Floods in Pakistan ‘probably’ worse due to warming

Floods in Pakistan ‘probably’ worse due to warming

floods in Pakistan

floods in Pakistan

Global warming probably played a role in the devastating floods that hit Pakistan, scientists say.

Researchers from the World Weather Attribution group say climate change may have increased the intensity of rainfall.

However, there were many uncertainties in the results, so the team was unable to quantify the scale of the impact.

The scientists believe that there is about a 1% chance that such a situation will occur in any other year.

In the two months since flooding began in Pakistan, thousands of people have been affected, and around 1,500 have died due to the rising waters.

Due to the intensity of the downpour, the Indus river burst its banks, causing landslides and urban flash floods.

From the beginning, the politicians pointed out that climate change had greatly contributed to the desperation.

But this first scientific analysis says the picture is complicated.

Certainly, the severe heat waves that affected India and Pakistan earlier this year were easier to explain, and researchers found that climate change made them up to 30 times more likely to occur.

But extreme rainfall events are difficult to estimate. Pakistan is located on the edge of the monsoon region where the rainfall pattern is highly variable from year to year.

A map showing the damage caused by monsoon rains

A map showing the damage caused by monsoon rains

Other complications include the impact of large-scale weather events such as La Niña, which also played a role in the last major floods in Pakistan in 2010.

During the 60-day period of heaviest rainfall this summer, scientists recorded an increase of about 75% across the Indus basin, while the heaviest five-day period in the provinces of Sindh and Balochistan recorded an increase in rainfall of about 50%.

The researchers then used climate models to determine how likely these events would be in a world without warming.

Some of the models suggested that the increases in rainfall intensity could be a result of human-caused climate change – but there were significant uncertainties in the results.

“Our evidence suggests that climate change played an important role in the event, although our analysis does not allow us to quantify the extent of the role,” said Friederike Otto of Imperial College London, one of the authors of the report.

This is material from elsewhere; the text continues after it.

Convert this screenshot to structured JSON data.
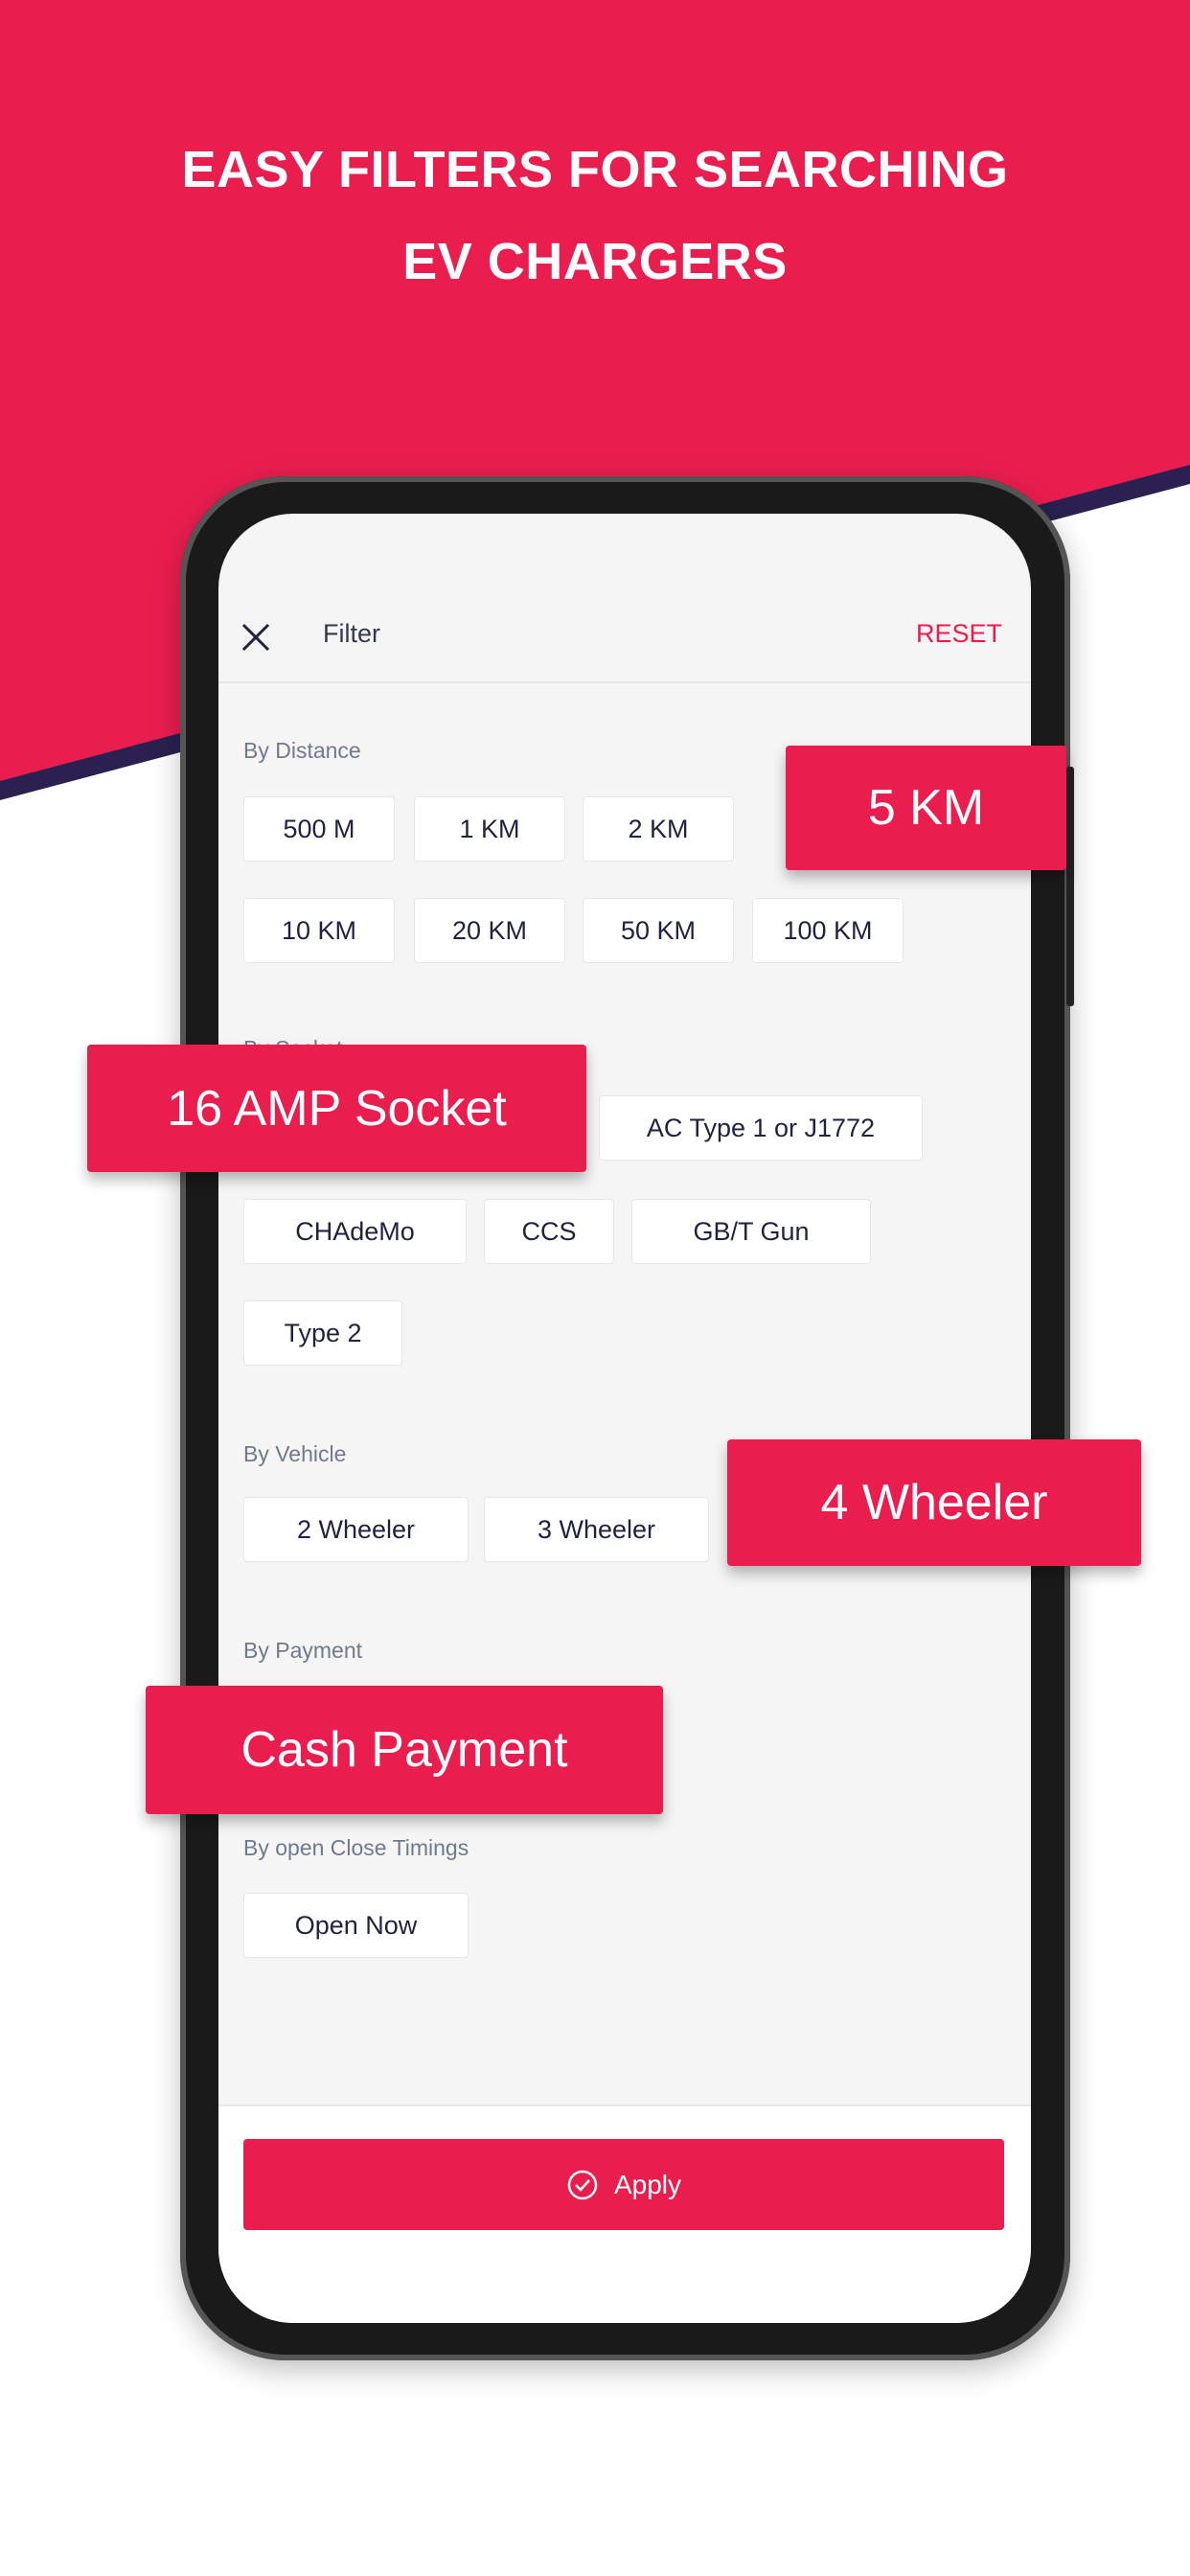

“What we saw in Pakistan is exactly what climate forecasters have been predicting for years. It is also consistent with historical records that show that heavy rainfall has increased significantly in the region since humans started emitting numbers large amounts of greenhouse gases into the atmosphere. And our analysis also clearly shows that further warming will make these torrential events even more intense.”

“So, although it is difficult to put a precise figure on the contribution of climate change, the fingerprint of global warming is clear.”

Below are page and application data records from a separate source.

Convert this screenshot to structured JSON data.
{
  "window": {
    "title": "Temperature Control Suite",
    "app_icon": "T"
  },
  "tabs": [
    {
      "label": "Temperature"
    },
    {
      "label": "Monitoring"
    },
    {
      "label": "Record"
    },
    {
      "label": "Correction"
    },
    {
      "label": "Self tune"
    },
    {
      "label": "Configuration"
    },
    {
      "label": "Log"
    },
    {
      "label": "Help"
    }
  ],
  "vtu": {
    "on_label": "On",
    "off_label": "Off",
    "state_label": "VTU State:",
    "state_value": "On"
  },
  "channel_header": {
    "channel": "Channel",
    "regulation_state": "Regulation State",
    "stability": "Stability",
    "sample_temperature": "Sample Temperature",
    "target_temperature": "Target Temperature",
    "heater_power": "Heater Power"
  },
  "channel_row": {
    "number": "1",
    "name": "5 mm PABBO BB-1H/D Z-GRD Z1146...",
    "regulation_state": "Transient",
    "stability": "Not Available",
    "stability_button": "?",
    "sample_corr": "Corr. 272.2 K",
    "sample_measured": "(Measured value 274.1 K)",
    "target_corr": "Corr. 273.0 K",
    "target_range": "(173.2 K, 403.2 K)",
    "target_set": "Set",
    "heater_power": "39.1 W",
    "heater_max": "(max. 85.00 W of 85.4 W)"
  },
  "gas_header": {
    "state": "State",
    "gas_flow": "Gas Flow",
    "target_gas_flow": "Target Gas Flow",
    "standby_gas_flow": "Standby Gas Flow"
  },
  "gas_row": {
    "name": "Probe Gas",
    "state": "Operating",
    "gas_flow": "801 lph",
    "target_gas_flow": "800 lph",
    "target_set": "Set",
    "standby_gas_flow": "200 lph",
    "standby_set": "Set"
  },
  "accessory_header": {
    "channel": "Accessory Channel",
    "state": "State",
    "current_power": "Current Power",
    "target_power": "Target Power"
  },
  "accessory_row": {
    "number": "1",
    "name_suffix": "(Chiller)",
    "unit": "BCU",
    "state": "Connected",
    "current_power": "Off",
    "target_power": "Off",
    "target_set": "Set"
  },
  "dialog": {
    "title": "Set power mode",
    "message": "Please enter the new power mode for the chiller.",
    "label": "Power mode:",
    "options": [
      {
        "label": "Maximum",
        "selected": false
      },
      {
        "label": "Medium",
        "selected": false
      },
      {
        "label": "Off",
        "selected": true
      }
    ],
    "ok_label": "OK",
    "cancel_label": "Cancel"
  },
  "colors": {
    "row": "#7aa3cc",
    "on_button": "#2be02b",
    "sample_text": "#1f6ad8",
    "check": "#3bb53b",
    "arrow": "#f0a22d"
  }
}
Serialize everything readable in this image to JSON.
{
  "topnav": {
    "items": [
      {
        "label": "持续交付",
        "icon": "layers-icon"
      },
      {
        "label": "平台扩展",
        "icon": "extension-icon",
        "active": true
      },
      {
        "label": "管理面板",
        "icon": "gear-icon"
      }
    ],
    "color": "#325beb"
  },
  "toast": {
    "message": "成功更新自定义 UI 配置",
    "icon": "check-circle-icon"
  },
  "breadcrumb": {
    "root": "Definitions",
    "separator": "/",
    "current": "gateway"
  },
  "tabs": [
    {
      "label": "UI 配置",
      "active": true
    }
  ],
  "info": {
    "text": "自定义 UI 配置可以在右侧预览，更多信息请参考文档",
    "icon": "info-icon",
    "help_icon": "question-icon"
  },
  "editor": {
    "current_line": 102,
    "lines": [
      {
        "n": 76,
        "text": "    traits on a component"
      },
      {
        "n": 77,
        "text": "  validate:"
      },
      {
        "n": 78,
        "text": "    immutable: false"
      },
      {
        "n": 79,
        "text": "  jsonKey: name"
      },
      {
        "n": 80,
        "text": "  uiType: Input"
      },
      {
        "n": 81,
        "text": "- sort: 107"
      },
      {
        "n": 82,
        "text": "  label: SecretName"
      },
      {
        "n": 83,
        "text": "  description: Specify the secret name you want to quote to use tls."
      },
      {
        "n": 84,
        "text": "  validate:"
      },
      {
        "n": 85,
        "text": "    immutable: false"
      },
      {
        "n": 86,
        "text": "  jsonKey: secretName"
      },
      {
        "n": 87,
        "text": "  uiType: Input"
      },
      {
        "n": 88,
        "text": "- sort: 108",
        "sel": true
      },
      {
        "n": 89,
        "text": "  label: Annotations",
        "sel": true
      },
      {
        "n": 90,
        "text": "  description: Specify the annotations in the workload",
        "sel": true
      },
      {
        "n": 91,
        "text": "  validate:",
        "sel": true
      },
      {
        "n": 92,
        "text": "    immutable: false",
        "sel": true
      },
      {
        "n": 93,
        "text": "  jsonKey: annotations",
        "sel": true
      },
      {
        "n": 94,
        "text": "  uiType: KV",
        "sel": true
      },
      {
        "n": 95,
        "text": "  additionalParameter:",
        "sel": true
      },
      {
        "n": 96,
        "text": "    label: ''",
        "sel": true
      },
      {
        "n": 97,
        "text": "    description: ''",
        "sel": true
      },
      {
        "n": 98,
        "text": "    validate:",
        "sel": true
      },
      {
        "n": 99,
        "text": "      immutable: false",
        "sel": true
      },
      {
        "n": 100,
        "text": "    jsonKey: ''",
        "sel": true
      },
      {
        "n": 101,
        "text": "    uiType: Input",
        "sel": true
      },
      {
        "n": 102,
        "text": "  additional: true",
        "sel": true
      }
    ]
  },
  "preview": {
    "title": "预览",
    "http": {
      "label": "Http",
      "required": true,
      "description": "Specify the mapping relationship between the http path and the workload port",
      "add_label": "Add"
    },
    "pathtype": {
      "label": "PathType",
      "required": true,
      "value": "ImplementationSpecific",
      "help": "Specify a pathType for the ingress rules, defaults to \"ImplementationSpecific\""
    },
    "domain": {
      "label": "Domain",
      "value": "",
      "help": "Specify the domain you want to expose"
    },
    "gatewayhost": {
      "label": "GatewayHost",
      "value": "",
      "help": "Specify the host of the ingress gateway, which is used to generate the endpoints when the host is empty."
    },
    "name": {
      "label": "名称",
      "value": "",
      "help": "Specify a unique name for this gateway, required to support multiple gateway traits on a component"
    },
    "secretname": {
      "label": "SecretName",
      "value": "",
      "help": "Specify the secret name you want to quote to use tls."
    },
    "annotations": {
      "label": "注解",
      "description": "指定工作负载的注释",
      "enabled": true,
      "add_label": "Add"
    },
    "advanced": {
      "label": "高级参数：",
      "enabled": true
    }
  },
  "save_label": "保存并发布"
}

The researchers say there is about a 1% chance of a repeat of the heavy rains experienced by Pakistan this year in any given year, although this estimate also comes with a large range of uncertainty.

Follow Matt on Twitter @mattmcgrathbbc.

Leave a Reply

Your email address will not be published.